Action item:
In the material below, some lines may hold the word "duration"; state how many do, giving only the number.
• • • • • • •
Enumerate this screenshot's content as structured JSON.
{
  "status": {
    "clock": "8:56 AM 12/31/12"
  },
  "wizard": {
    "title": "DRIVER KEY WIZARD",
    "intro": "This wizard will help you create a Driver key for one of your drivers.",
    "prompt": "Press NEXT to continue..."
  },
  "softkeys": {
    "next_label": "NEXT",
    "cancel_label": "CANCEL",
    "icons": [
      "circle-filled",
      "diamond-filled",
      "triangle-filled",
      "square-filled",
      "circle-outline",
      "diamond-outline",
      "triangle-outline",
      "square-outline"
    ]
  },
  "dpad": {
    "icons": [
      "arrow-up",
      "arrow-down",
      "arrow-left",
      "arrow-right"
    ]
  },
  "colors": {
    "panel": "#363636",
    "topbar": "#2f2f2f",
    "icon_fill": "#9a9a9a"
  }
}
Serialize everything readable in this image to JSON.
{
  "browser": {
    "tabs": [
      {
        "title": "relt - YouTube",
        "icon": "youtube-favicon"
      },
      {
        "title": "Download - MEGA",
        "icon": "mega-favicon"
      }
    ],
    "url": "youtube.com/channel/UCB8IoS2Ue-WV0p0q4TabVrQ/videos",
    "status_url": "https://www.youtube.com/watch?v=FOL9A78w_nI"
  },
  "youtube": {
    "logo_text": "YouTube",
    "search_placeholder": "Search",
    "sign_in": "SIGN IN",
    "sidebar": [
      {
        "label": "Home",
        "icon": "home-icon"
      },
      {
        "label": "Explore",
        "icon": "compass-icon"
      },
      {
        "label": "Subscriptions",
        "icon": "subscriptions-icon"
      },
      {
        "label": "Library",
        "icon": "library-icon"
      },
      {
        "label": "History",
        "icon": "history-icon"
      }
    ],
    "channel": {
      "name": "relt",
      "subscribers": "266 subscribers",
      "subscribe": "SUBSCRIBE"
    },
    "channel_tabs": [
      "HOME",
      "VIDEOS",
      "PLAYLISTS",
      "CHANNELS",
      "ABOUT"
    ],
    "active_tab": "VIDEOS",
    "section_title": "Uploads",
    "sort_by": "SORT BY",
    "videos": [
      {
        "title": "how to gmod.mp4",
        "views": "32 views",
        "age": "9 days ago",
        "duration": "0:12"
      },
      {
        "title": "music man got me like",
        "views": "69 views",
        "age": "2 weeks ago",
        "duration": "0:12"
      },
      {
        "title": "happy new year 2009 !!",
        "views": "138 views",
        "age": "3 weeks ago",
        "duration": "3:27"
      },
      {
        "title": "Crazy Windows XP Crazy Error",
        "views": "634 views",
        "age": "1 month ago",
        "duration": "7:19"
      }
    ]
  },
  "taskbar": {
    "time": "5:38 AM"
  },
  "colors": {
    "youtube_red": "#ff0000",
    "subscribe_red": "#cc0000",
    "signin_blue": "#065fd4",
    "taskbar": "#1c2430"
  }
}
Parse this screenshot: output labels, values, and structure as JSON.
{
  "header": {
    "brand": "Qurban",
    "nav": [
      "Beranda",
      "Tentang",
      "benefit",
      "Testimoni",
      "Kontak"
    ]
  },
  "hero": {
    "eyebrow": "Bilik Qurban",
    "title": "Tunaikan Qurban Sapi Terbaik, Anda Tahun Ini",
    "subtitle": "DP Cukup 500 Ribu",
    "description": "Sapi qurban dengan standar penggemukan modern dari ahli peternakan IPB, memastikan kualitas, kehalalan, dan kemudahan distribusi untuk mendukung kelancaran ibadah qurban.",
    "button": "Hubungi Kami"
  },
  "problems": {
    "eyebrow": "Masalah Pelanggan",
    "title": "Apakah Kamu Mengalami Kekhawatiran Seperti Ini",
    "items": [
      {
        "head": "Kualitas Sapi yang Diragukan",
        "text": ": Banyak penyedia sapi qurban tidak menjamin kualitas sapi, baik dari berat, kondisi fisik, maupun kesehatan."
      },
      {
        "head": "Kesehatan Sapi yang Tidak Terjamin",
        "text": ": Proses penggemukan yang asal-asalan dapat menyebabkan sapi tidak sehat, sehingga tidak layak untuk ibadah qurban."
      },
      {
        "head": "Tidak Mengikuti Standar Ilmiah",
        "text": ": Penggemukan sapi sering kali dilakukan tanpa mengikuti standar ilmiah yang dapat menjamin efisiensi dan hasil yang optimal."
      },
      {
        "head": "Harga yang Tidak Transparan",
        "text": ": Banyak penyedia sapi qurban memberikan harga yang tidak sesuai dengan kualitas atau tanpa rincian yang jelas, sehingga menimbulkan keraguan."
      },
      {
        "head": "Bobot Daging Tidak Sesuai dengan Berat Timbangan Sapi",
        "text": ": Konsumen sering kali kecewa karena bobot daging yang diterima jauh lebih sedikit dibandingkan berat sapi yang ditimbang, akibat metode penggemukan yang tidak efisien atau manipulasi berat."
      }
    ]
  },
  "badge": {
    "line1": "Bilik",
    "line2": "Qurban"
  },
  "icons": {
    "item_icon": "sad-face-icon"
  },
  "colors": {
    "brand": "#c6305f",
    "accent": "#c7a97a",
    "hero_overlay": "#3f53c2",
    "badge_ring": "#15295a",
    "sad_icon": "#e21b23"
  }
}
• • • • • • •
Result:
4